• What to work on:
Look through the listing below and report the lines that have the word "JSON" in them.
# # #
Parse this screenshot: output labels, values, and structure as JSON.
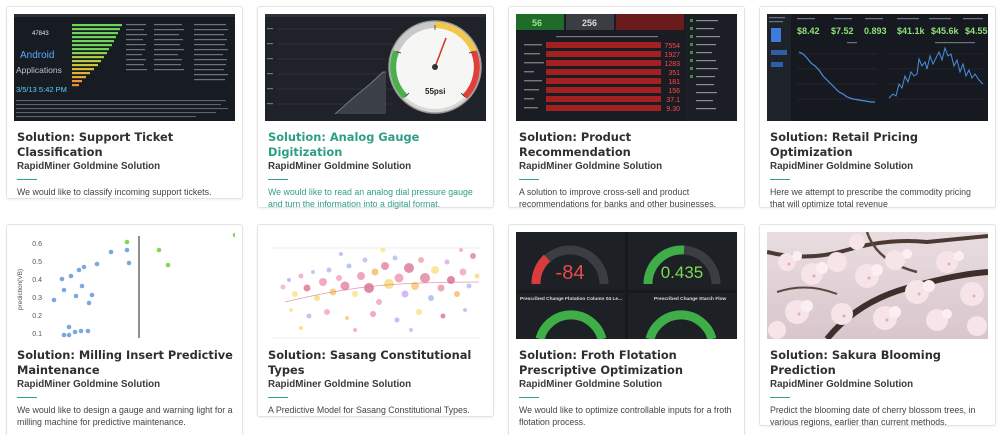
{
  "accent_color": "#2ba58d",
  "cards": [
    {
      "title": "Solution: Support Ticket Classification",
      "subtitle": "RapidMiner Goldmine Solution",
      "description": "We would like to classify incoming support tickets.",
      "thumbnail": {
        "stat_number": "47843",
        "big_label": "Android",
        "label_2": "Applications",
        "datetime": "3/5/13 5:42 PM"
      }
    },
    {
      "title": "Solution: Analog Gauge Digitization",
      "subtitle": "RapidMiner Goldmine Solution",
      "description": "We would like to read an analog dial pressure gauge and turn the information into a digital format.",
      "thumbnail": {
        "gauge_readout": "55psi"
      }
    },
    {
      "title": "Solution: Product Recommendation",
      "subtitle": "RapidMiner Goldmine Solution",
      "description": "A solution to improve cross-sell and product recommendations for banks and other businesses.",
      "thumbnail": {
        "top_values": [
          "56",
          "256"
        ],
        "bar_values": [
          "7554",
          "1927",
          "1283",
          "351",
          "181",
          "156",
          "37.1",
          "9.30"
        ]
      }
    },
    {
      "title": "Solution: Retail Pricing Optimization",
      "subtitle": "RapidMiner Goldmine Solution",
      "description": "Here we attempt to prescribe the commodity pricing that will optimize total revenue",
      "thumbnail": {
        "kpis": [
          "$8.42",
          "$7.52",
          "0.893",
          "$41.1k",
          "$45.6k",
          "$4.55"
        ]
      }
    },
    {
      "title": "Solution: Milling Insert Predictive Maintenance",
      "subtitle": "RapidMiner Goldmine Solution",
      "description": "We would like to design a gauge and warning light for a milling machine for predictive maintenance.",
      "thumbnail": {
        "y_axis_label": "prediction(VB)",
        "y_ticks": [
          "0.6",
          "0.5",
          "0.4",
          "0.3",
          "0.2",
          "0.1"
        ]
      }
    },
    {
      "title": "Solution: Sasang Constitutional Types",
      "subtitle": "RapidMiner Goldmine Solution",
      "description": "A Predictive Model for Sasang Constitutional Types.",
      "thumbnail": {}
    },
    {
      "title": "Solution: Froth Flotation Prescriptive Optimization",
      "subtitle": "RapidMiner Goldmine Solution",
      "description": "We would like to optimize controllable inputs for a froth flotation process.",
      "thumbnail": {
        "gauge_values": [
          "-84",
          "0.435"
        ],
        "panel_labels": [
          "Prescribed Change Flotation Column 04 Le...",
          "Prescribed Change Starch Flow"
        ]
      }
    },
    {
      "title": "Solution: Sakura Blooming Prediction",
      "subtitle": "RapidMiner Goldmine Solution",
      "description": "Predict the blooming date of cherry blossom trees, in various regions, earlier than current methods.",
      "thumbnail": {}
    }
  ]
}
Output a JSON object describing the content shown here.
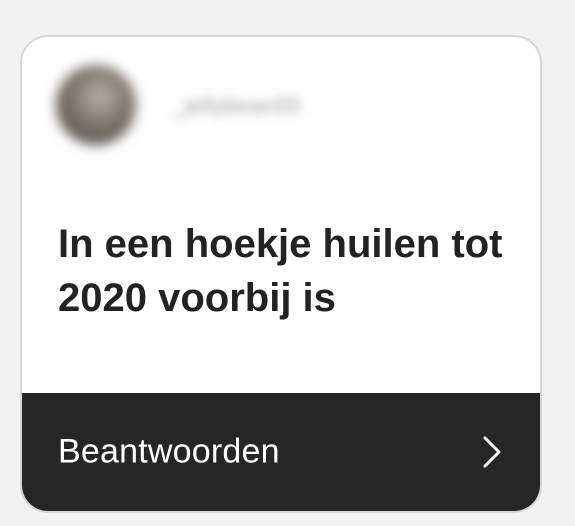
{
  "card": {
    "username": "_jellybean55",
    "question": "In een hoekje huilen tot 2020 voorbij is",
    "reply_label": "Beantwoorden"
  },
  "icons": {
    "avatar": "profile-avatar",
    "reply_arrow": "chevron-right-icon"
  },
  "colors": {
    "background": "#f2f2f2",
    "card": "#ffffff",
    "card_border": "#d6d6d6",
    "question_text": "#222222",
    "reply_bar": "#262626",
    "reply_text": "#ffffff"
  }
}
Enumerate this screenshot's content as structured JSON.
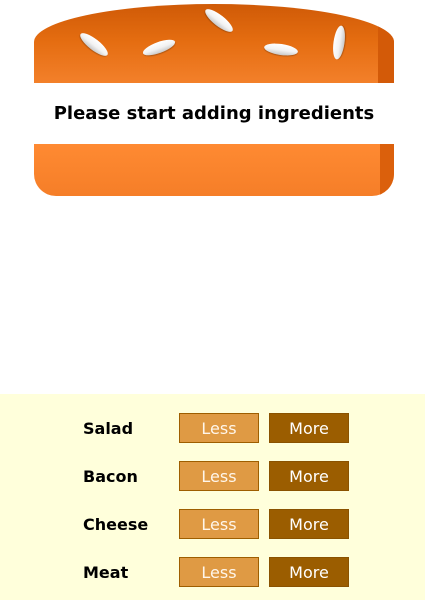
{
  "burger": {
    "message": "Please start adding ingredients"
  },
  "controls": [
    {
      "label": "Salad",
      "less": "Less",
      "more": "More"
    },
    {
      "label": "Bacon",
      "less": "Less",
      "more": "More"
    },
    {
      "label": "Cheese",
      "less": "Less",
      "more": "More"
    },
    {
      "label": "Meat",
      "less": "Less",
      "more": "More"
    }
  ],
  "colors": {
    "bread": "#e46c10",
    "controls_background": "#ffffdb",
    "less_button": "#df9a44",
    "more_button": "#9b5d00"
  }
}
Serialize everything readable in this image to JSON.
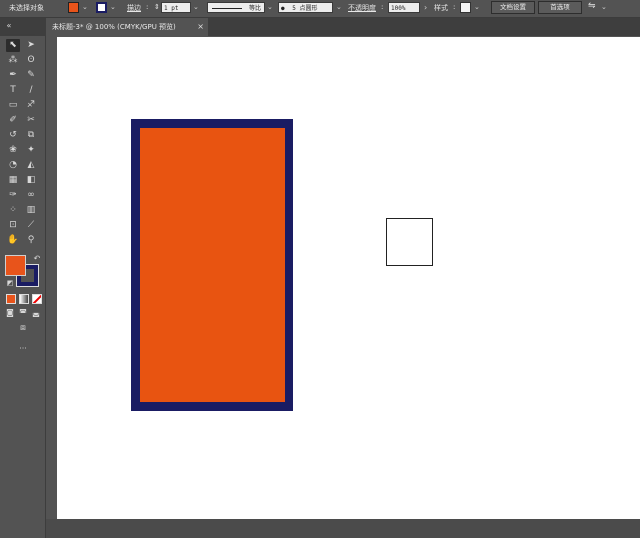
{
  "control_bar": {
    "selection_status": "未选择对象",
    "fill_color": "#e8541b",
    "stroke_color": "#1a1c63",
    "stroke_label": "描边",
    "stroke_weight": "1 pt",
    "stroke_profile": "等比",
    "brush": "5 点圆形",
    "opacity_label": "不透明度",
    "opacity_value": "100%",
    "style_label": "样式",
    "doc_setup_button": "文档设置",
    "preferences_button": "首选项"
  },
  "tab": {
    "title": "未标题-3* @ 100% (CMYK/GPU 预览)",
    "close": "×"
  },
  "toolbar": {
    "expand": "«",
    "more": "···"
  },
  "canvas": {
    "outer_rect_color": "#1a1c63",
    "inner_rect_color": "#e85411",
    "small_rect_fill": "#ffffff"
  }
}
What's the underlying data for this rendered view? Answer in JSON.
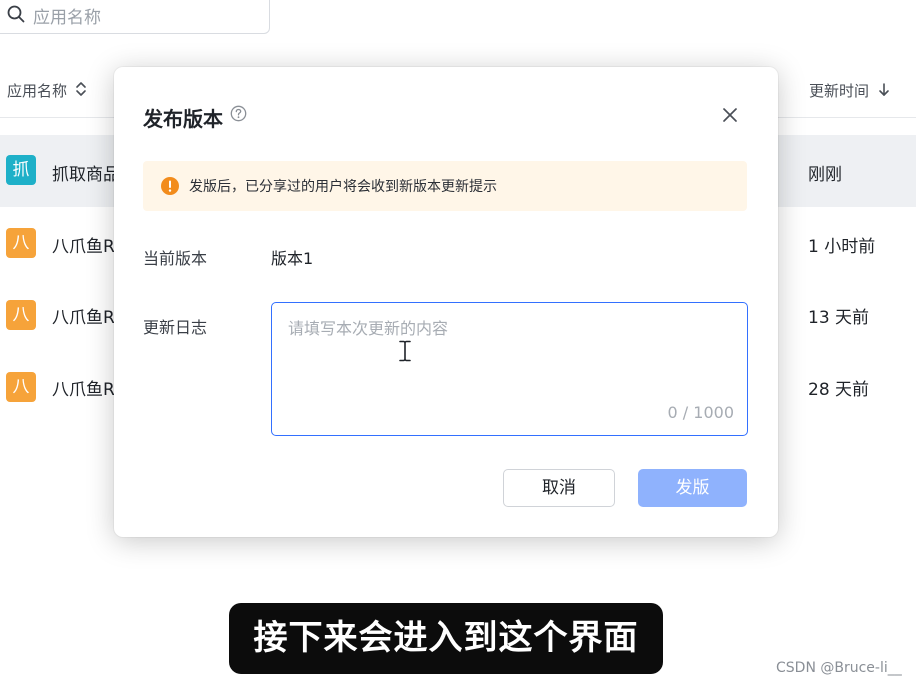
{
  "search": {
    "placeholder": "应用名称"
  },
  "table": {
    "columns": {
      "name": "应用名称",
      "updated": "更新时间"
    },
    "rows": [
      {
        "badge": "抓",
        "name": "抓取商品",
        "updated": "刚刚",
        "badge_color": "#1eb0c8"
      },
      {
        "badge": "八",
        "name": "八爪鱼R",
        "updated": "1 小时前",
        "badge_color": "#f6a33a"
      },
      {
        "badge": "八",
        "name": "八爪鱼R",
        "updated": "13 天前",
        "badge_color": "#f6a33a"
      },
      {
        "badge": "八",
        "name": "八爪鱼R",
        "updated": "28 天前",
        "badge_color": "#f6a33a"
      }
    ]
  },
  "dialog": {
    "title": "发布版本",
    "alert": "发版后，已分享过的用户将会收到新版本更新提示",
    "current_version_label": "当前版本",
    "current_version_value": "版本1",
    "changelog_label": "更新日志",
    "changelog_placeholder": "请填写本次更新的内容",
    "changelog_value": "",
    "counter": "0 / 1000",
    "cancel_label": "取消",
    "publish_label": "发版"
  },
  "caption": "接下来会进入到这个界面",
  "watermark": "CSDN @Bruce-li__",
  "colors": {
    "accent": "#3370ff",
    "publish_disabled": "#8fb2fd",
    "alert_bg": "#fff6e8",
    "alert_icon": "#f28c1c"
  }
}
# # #
• Your solution:
Parse this screenshot: output labels, values, and structure as JSON.
Output a JSON object describing the content shown here.
Enumerate this screenshot's content as structured JSON.
Serialize everything readable in this image to JSON.
What's the underlying data for this rendered view? Answer in JSON.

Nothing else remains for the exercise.